▸ What is expected: Please find the lines in the entries below that contain the word "niveles", and copy each one.

Supplied data: Begin

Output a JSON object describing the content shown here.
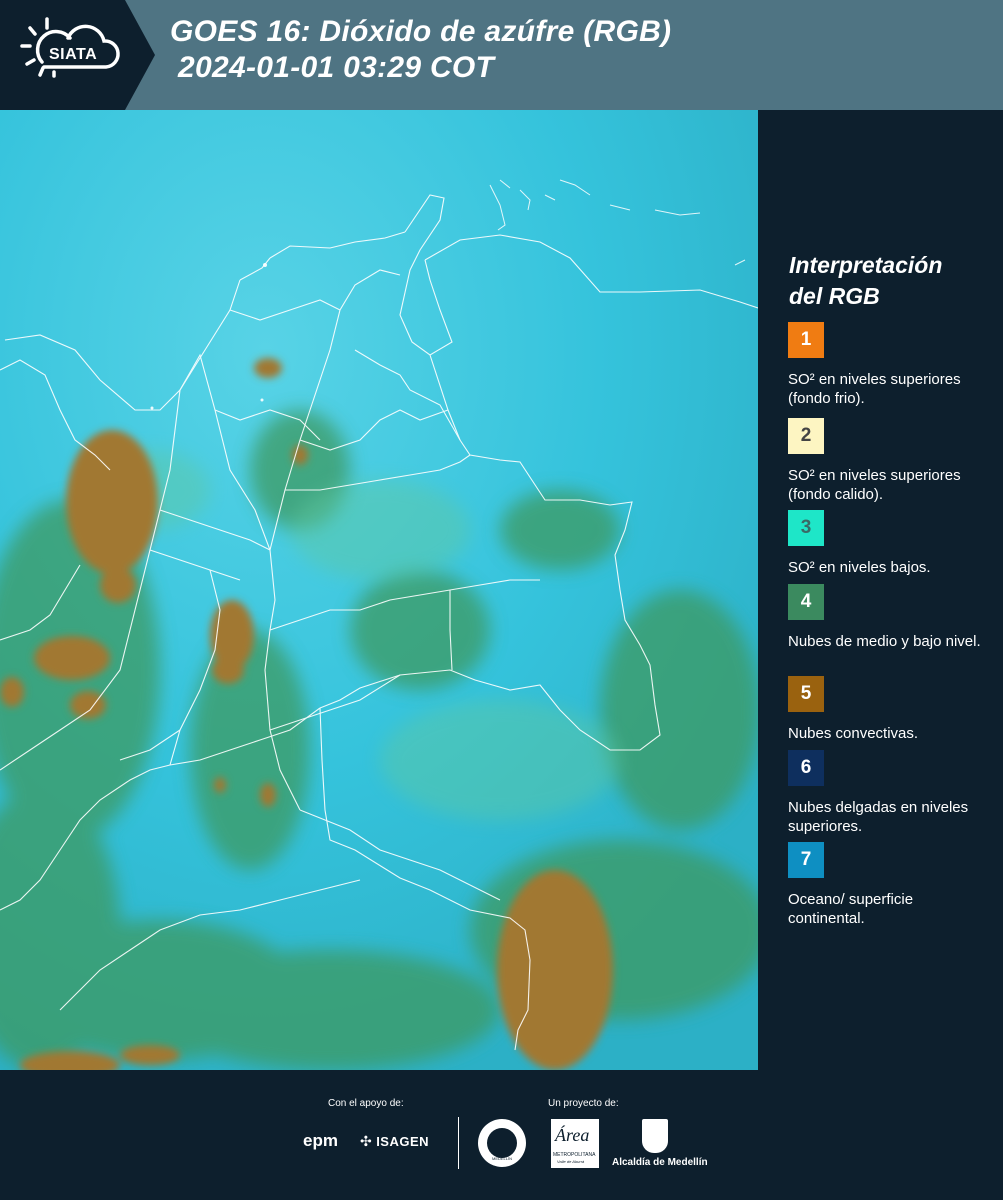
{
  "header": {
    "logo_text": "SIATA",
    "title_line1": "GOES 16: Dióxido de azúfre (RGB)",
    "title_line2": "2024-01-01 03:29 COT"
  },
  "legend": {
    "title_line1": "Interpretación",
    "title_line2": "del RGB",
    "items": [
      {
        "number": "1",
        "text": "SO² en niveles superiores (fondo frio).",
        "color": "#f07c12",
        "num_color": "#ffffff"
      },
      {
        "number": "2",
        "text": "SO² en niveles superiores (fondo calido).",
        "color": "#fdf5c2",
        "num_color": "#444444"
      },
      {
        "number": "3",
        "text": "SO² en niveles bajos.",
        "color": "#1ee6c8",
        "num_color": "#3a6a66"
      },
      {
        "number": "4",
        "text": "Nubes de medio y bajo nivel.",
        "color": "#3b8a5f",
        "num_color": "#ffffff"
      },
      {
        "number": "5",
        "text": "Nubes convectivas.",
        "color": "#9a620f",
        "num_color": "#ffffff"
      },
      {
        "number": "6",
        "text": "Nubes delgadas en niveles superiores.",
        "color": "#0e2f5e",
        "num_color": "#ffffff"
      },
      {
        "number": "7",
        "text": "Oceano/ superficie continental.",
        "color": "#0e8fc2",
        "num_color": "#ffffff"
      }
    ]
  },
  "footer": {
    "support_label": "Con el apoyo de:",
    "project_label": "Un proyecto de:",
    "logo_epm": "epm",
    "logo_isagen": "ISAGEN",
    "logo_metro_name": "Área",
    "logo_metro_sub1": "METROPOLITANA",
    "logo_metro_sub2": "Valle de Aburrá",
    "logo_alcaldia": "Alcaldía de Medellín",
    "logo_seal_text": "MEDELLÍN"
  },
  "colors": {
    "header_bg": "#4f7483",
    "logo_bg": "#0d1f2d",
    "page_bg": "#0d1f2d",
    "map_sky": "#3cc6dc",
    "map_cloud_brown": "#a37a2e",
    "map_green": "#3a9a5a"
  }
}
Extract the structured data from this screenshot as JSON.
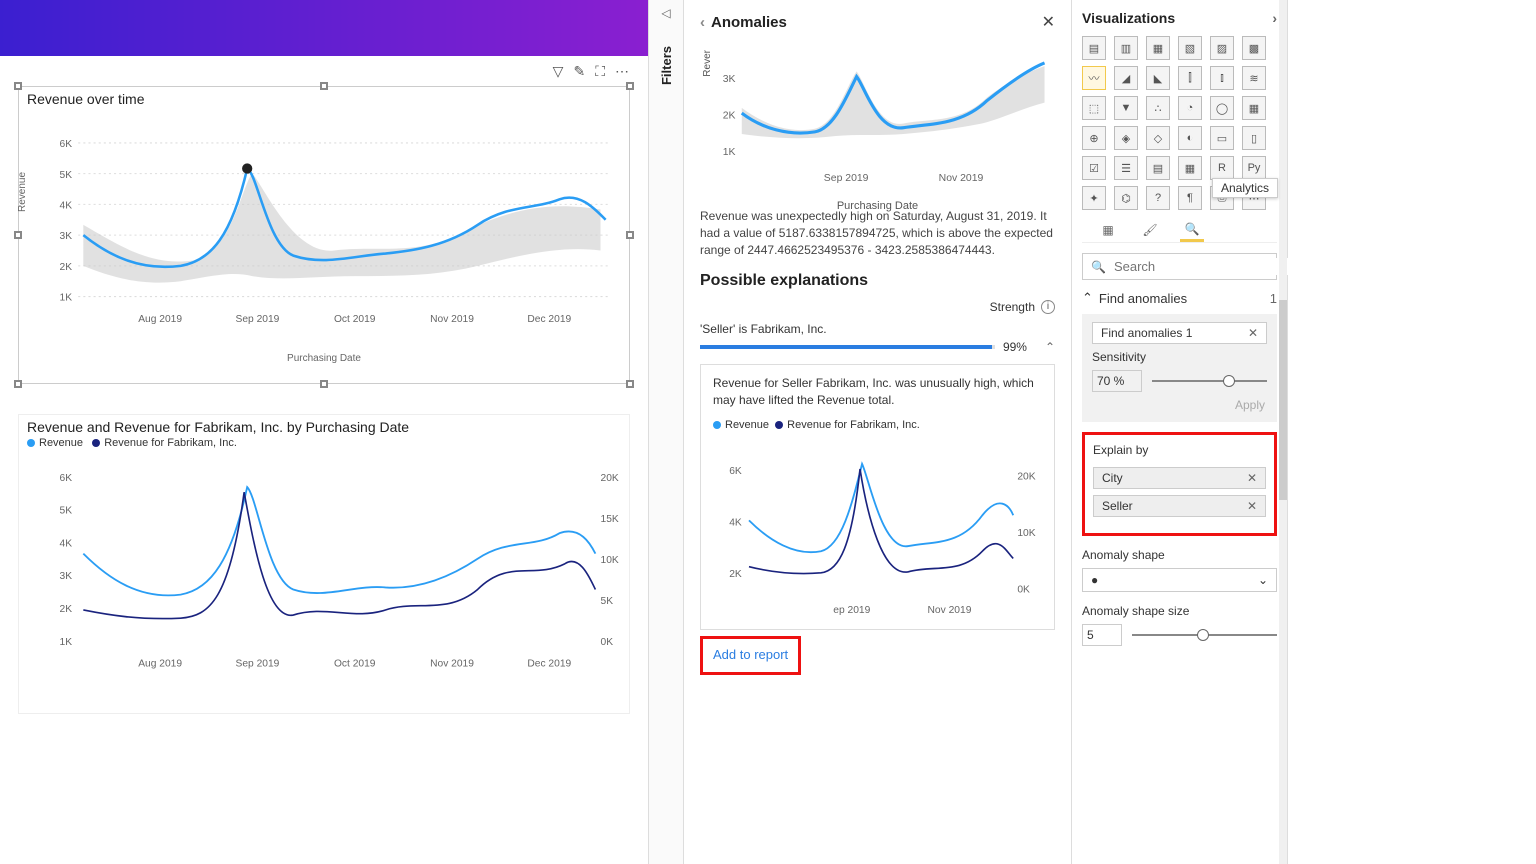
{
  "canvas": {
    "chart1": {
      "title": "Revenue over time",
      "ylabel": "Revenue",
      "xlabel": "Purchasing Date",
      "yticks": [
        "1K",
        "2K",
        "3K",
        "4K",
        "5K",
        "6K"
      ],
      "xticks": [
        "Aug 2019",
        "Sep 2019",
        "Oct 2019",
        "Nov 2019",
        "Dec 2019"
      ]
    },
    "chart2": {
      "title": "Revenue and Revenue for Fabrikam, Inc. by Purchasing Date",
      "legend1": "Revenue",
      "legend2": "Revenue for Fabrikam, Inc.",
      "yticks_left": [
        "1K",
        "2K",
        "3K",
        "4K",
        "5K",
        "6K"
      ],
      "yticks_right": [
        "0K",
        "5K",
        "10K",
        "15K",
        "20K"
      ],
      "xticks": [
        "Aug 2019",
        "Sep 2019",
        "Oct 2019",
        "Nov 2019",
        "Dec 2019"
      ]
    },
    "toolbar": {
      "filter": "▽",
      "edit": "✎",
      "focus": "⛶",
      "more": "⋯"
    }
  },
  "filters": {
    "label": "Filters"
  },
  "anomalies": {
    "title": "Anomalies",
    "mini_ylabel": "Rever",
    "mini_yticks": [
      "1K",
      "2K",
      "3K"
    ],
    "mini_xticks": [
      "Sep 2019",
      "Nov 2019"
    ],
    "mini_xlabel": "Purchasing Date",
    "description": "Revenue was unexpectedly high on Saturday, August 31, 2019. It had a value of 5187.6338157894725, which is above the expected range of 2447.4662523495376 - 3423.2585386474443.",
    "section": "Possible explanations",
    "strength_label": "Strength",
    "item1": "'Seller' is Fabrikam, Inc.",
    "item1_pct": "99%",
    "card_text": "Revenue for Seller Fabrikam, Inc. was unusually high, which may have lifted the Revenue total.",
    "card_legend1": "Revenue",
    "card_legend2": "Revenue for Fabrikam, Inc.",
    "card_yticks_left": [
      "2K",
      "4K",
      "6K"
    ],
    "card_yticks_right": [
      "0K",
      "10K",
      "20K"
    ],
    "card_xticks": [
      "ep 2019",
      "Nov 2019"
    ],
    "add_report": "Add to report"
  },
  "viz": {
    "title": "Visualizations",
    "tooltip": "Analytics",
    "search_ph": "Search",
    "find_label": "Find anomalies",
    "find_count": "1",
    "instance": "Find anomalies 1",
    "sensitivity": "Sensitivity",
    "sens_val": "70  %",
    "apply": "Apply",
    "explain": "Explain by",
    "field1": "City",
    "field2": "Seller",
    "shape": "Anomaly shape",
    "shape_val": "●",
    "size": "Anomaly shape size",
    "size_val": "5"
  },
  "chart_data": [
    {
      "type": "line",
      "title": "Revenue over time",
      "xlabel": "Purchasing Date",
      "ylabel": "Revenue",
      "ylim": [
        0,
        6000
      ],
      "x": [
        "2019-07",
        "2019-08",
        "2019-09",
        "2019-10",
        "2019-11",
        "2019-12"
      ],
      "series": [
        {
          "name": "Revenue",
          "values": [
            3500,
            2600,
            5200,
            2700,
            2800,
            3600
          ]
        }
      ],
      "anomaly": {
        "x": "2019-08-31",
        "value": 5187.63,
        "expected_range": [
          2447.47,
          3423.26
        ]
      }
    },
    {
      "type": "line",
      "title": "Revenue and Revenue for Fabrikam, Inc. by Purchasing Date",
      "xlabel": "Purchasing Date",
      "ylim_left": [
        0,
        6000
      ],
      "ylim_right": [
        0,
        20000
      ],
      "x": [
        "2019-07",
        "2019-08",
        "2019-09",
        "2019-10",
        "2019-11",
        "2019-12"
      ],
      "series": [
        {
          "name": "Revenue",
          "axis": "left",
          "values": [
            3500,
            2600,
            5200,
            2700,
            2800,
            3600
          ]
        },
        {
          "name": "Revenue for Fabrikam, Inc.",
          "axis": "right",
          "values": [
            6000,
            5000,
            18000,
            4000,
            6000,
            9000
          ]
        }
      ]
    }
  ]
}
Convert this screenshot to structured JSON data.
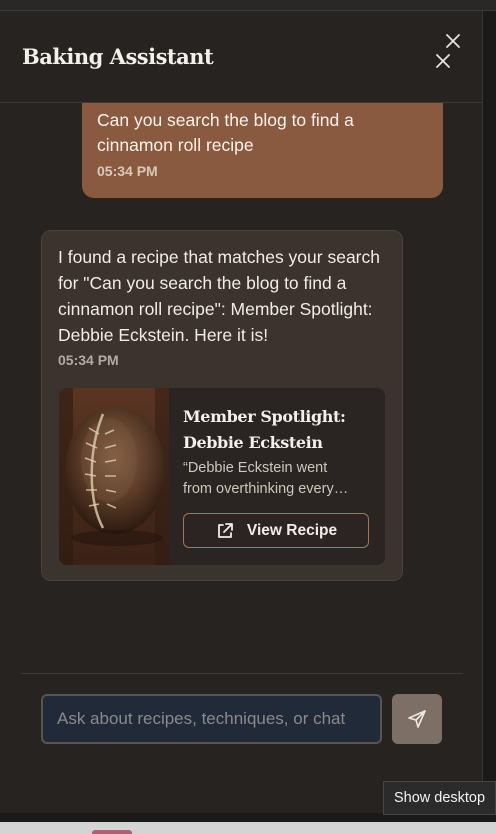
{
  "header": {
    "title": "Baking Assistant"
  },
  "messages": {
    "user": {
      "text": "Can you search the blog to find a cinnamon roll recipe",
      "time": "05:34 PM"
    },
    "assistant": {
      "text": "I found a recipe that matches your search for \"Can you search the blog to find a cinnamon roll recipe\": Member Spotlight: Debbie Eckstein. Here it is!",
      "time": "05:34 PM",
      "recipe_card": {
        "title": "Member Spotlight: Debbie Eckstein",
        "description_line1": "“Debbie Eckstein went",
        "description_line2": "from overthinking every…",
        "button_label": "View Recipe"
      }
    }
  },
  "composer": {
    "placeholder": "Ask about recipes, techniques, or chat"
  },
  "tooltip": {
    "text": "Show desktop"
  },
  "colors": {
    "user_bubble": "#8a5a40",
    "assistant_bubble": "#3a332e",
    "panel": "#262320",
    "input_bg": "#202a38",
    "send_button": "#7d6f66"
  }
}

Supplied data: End

▸ Answer space:
        "text": "SO² en niveles superiores (fondo frio).",
        "text": "SO² en niveles superiores (fondo calido).",
        "text": "SO² en niveles bajos.",
        "text": "Nubes delgadas en niveles superiores.",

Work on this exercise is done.